Sanders highlights four developments making sales more complex: increased online selling with multiple decision-makers, prospects armed with abundant pre-meeting information, the complexity of modern solutions, and heightened competition due to easier business startups. Closing transformative deals in this environment becomes increasingly challenging.
Dealstorming Overview: Contact, Conceive, Convince, Contract
When traditional sales methods fail, Dealstorming becomes essential. It progresses through four stages: Contact (engaging with relevant parties), Conceive (creating a vision), Convince (gaining buy-in), and Contract (finalizing the deal). These stages address various challenges encountered in the sales process.
Dealstorming Step #1: Qualify
The initial step involves qualifying the necessity for external assistance in problem-solving.
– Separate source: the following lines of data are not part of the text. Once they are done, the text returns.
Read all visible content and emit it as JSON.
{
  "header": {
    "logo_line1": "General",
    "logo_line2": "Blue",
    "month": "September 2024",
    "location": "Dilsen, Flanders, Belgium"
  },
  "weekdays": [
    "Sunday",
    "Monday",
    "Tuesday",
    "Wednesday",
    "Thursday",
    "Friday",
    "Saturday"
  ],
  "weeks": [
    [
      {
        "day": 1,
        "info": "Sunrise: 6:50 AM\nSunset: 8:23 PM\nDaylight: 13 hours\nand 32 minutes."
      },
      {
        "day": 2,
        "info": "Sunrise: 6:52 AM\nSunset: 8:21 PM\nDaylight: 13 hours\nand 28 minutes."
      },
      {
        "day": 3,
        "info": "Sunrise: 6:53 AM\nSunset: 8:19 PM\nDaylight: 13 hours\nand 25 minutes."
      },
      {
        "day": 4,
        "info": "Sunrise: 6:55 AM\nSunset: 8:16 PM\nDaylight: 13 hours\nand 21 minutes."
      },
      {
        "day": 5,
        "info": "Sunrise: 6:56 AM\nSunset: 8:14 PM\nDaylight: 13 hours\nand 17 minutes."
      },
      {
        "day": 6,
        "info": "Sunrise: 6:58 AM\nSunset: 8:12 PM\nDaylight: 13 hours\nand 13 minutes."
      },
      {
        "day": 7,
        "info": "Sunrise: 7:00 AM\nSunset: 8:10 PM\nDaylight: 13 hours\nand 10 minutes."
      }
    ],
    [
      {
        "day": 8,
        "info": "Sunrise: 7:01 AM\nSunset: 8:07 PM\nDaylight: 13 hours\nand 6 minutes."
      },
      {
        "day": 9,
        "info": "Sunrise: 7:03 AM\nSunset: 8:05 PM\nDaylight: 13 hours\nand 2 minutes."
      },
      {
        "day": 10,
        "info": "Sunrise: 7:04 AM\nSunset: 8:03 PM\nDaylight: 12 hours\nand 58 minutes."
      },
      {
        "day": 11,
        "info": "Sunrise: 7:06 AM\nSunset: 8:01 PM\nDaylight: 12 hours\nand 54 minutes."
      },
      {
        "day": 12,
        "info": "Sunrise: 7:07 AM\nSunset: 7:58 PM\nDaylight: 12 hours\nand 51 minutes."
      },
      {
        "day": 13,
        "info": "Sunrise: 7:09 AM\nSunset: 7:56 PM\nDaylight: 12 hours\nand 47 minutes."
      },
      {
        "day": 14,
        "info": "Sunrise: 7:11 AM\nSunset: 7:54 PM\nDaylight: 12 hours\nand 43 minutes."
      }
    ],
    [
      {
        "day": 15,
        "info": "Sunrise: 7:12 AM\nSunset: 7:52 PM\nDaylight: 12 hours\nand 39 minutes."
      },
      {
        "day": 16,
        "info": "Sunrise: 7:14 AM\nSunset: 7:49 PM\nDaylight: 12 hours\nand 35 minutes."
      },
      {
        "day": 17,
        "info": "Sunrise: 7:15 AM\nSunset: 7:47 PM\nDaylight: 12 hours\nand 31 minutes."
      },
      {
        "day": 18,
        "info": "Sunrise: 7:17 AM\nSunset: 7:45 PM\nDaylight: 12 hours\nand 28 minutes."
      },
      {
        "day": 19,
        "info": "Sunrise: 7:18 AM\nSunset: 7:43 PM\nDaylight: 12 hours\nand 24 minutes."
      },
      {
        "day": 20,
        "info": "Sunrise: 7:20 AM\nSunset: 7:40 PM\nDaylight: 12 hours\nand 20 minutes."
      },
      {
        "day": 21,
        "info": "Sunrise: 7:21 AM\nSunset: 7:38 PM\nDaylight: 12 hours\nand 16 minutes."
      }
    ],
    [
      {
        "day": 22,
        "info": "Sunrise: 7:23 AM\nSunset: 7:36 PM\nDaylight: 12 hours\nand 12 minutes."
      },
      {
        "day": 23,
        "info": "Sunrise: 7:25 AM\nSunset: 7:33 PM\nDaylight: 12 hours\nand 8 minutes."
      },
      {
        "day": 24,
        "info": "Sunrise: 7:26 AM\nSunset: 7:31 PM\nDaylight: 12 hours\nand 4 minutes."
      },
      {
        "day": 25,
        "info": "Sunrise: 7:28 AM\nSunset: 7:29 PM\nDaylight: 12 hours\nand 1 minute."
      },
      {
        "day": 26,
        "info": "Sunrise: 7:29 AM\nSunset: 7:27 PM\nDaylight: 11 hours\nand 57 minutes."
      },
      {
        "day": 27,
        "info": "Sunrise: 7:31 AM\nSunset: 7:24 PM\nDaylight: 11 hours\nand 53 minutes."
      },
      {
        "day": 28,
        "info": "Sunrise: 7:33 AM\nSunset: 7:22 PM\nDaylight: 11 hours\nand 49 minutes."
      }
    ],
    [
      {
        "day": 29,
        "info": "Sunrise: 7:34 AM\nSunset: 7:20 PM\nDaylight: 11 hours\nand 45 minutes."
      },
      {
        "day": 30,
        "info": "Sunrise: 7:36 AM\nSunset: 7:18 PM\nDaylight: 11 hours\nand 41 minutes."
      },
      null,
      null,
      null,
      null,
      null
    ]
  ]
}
Assess the strategic value of the opportunity, considering revenue, branding, and market penetration. Evaluate the difficulty of solving the challenge with existing resources and determine the number of team members required.
Dealstorming Step #2: Organize
Knowing the required resources, identify internal stakeholders for different roles: problem owner, sponsor, resource, and information master. Assemble a team of volunteers by convincingly communicating the importance of their contribution. The emphasis is on creating a diverse team to enhance problem-solving.
Dealstorming Step #3: Prepare
Prepare for the Dealstorming session by having the account executive write a comprehensive deal brief covering the problem, opportunity, influence map, account history, recent developments, constraints, assets, and pre-meeting assignments. Distribute the brief to the team three days before the session.
Dealstorming Step #4: Convene
The meeting aims to set the “next best move.” Key roles include a problem owner, sponsor, resources, and an information master. Choose a convenient location, establish ground rules, and focus on problem and solution discussions. Encourage diverse ideas, narrow down options, and conclude with action items.
Dealstorming Steps #5-7: Execute/Analyze/Report
Following the meeting, execute the agreed-upon plan systematically. Verify assumptions, measure success with real data, and report results to the team. Acknowledge the team’s efforts, providing feedback on the solution. Reassess the opportunity, deciding whether further Dealstorming sessions are needed until the deal is closed.
Conclusion: Transformative Sales with Dealstorming
Every business, regardless of size, encounters challenging deals with transformative potential. Dealstorming offers a systematic approach to leverage team collaboration for creating effective strategies. Sanders shares a real-life example of Readitfor.me landing a significant corporate account using a similar process, emphasizing the method’s transformative potential for businesses.